Earthjustice is currently challenging a previous guidance that exempted Concentrated Animal Feeding Operations (CAFOs) from requirements to inform state and local officials about releases of dangerous levels of pollutants into the air as required by EPCRA. In an earlier related case, the U.S. Court of Appeals for the District of Columbia Circuit held that EPA’s exemption of these large animal production facilities was illegal under EPCRA and CERCLA; Congress later amended CERCLA to allow the exemption. Earthjustice is representing a number of clients, including Rural Empowerment Association for Community Help, Animal Legal Defense Fund, Center for Food Safety, Don’t Waste Arizona, Environmental Integrity Project, Food & Water Watch, Humane Society of the United States, Sierra Club, Sound Rivers, and Waterkeeper Alliance.

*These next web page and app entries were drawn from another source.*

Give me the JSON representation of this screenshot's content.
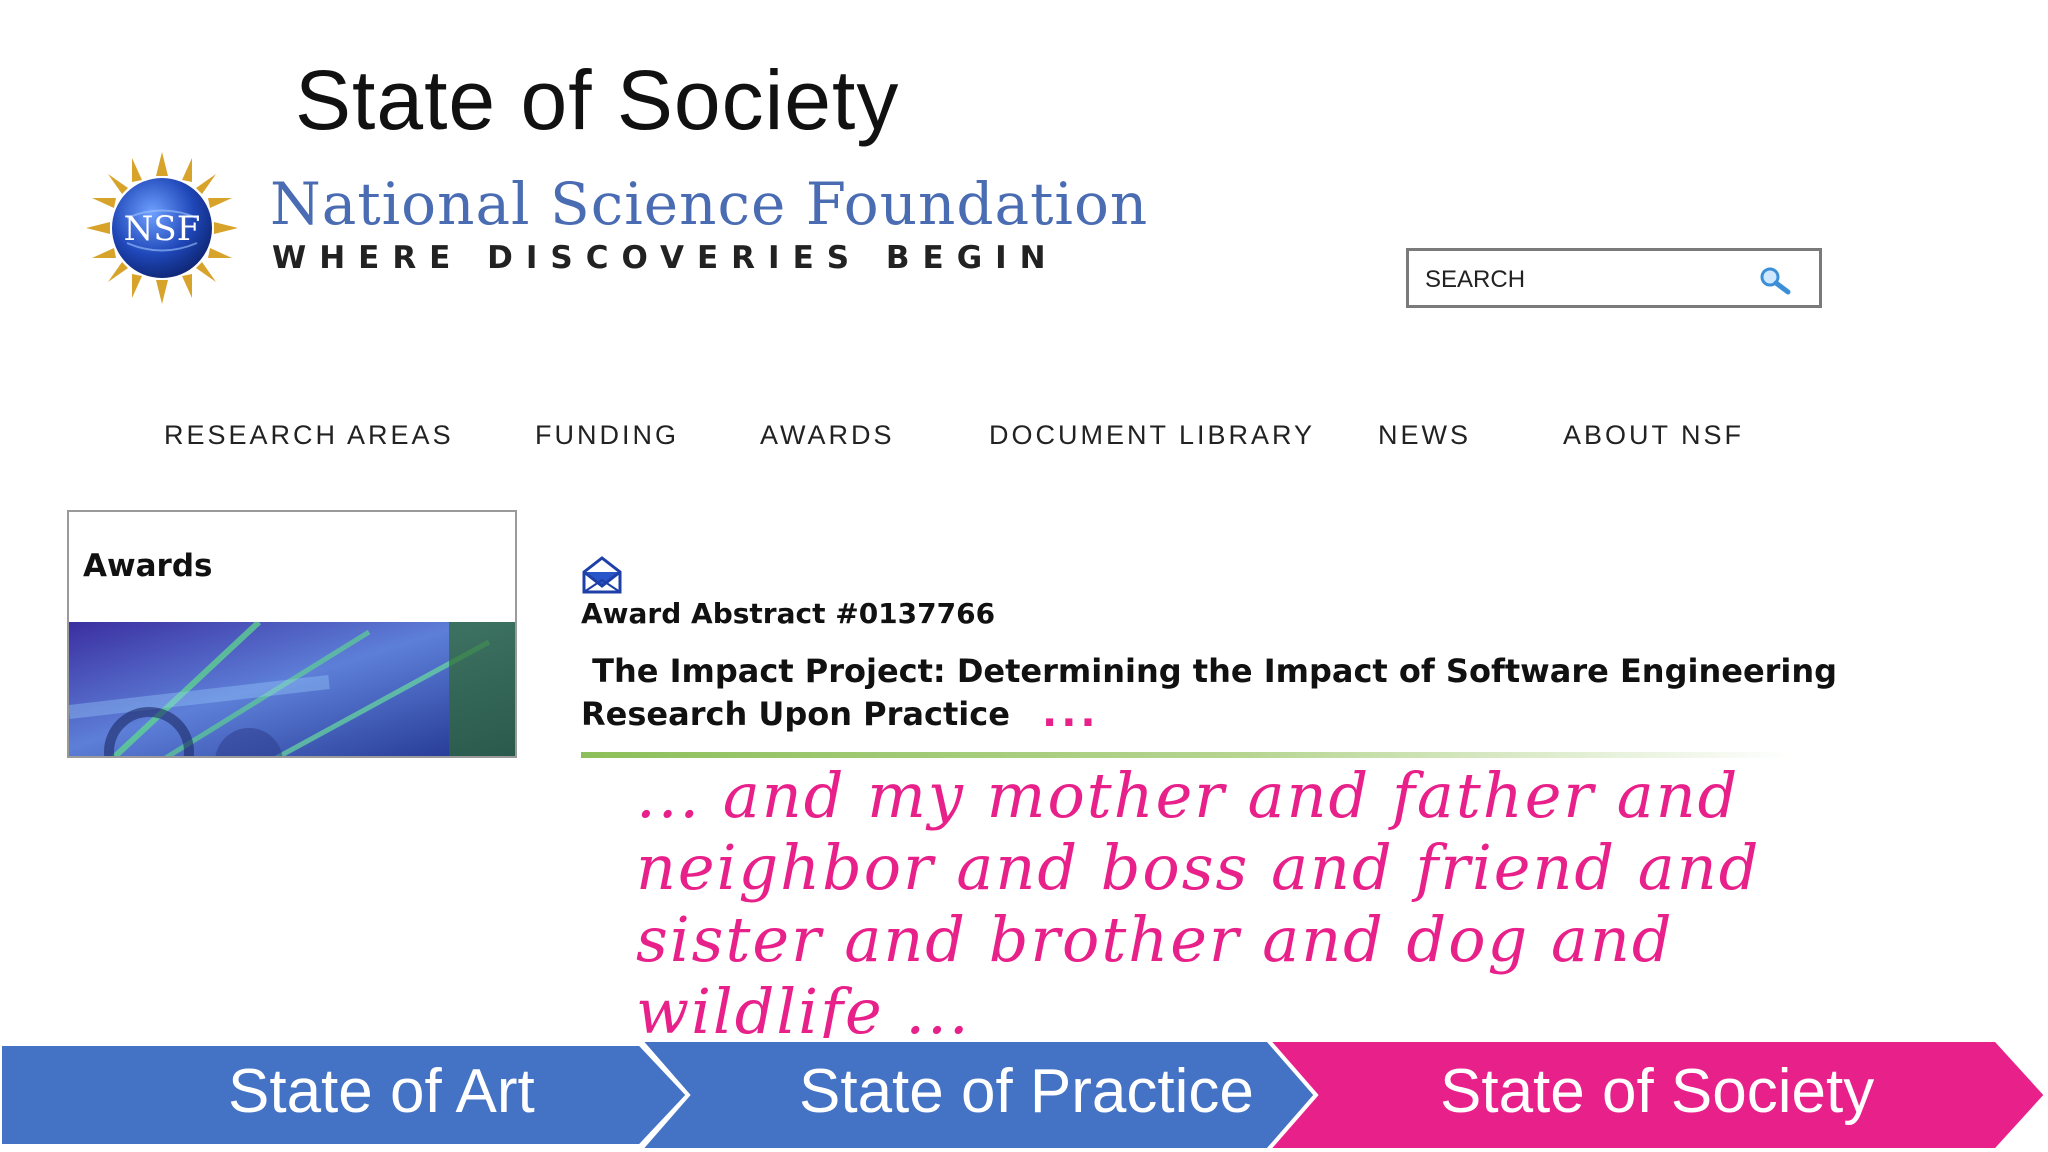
{
  "slide": {
    "title": "State of Society"
  },
  "nsf": {
    "logo_text": "NSF",
    "name": "National Science Foundation",
    "tagline": "WHERE DISCOVERIES BEGIN"
  },
  "search": {
    "placeholder": "SEARCH",
    "value": ""
  },
  "nav": {
    "items": [
      {
        "label": "RESEARCH AREAS"
      },
      {
        "label": "FUNDING"
      },
      {
        "label": "AWARDS"
      },
      {
        "label": "DOCUMENT LIBRARY"
      },
      {
        "label": "NEWS"
      },
      {
        "label": "ABOUT NSF"
      }
    ]
  },
  "sidebar": {
    "heading": "Awards"
  },
  "abstract": {
    "id": "Award Abstract #0137766",
    "title": " The Impact Project: Determining the Impact of Software Engineering Research Upon Practice",
    "ellipsis": "...",
    "annotation": "... and my mother and father and neighbor and boss and friend and sister and brother and dog and wildlife ..."
  },
  "progression": {
    "stages": [
      {
        "label": "State of Art",
        "color": "#4472c4"
      },
      {
        "label": "State of Practice",
        "color": "#4472c4"
      },
      {
        "label": "State of Society",
        "color": "#e8208a"
      }
    ]
  },
  "colors": {
    "accent_pink": "#e8208a",
    "nsf_blue": "#4a6cb3",
    "chevron_blue": "#4472c4"
  }
}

CAFOs are industrial livestock operations that concentrate large numbers of animals and their waste. The vast majority of livestock operations in the United States are not affected by the reporting requirement since they are ranches or pasture operations that generally are not covered “facilities” or smaller animal feeding operations that are not likely to emit hazardous substances at levels that trigger reporting requirements. But the fewer, largest CAFOs commonly do emit dangerous quantities of toxic gases. Emissions generated from animal waste at CAFOs are highly toxic and harm communities across the country. Exposure to ammonia and hydrogen sulfide released from the highly concentrated animal waste produced at CAFOs causes a multitude of health problems, including, but not limited to, respiratory problems, nasal and eye irritation, headaches, nausea, and even death.